**Excerpted data**
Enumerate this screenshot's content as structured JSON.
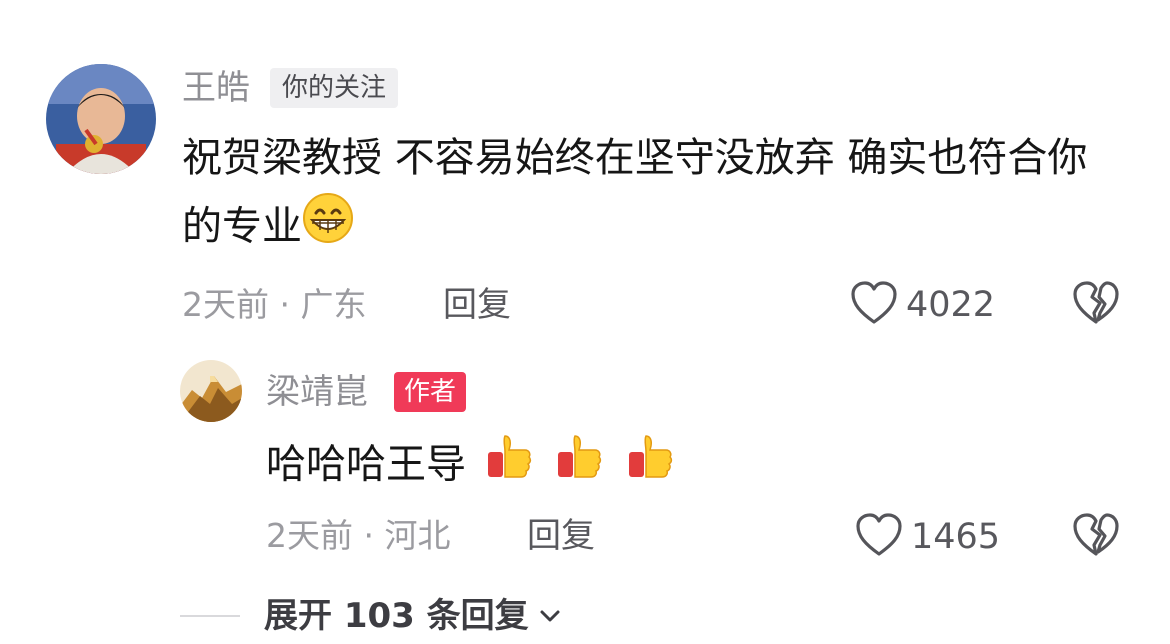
{
  "comment": {
    "username": "王皓",
    "tag": "你的关注",
    "text": "祝贺梁教授 不容易始终在坚守没放弃 确实也符合你的专业",
    "emoji": "grinning-face-emoji",
    "meta": "2天前 · 广东",
    "reply_label": "回复",
    "like_count": "4022"
  },
  "reply": {
    "username": "梁靖崑",
    "tag": "作者",
    "text": "哈哈哈王导",
    "emoji": "thumbs-up-emoji",
    "meta": "2天前 · 河北",
    "reply_label": "回复",
    "like_count": "1465"
  },
  "expand": {
    "label": "展开 103 条回复"
  },
  "colors": {
    "author_tag": "#f03a58",
    "follow_tag_bg": "#efeff1",
    "username": "#8f8f94",
    "text": "#161616"
  }
}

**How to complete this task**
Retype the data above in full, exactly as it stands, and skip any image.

**Answer to this task**
Enumerate this screenshot's content as structured JSON.
{
  "comment": {
    "username": "王皓",
    "tag": "你的关注",
    "text": "祝贺梁教授 不容易始终在坚守没放弃 确实也符合你的专业",
    "emoji": "grinning-face-emoji",
    "meta": "2天前 · 广东",
    "reply_label": "回复",
    "like_count": "4022"
  },
  "reply": {
    "username": "梁靖崑",
    "tag": "作者",
    "text": "哈哈哈王导",
    "emoji": "thumbs-up-emoji",
    "meta": "2天前 · 河北",
    "reply_label": "回复",
    "like_count": "1465"
  },
  "expand": {
    "label": "展开 103 条回复"
  },
  "colors": {
    "author_tag": "#f03a58",
    "follow_tag_bg": "#efeff1",
    "username": "#8f8f94",
    "text": "#161616"
  }
}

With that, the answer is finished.